Photos - Helgoland (Germany)
Helgoland is a tiny island in the North Sea (about 1.7 km2, 1600 inhabitants), which is special in many ways. Helgoland, a former posession of Denmark and Great Britain nowadays belongs to Germany and was heavily fought over during World War II. After the war the then uninhabited island was used as a bombing range, forming parts of the island (Mittelland) by one of the biggest non-nuclear explosions ever.
Helgoland is unique in its geology: the main island's characteristic red sedimentary rock in the middle of the German Bight is the only such formation of cliffs along the continental coast of the North Sea. These cliffs are home to thousands of birds, of which the guillemots are known best for their spectacular jumps into the sea.
Here you see Helgoland from space. Image courtesy of NASA WorldWind.
Leuchturm - Oberland
Close-up of Lange Anna
Unterland and the Dune Island

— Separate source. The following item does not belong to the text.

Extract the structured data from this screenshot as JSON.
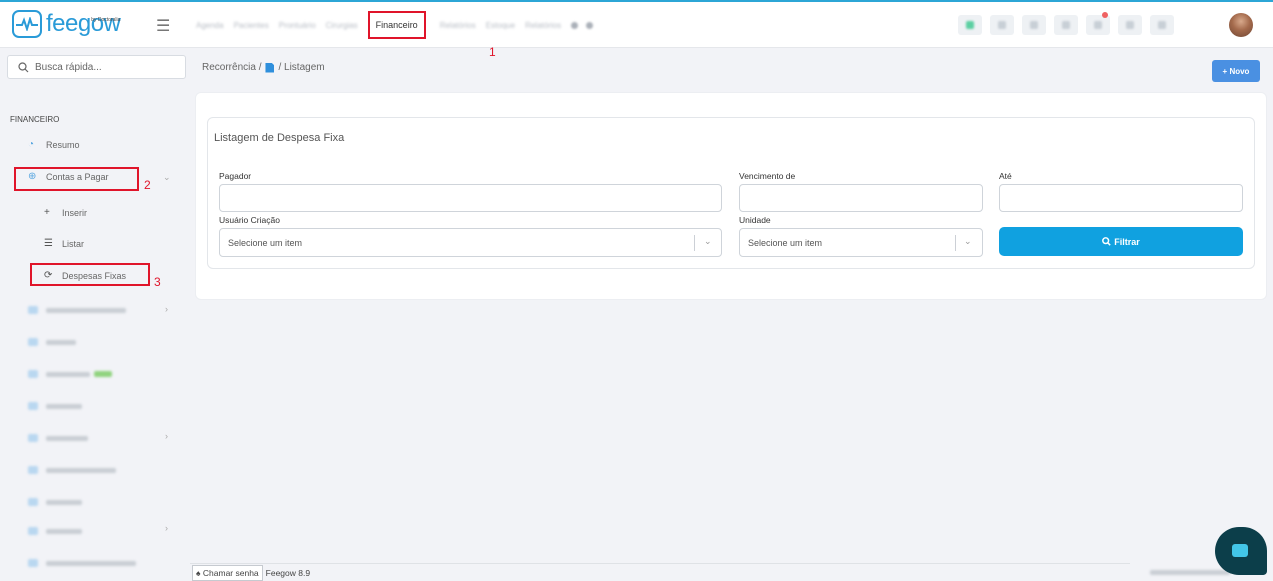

Unterland seen from the Harbour
The Dune Island
Lighthouse on the Dune Island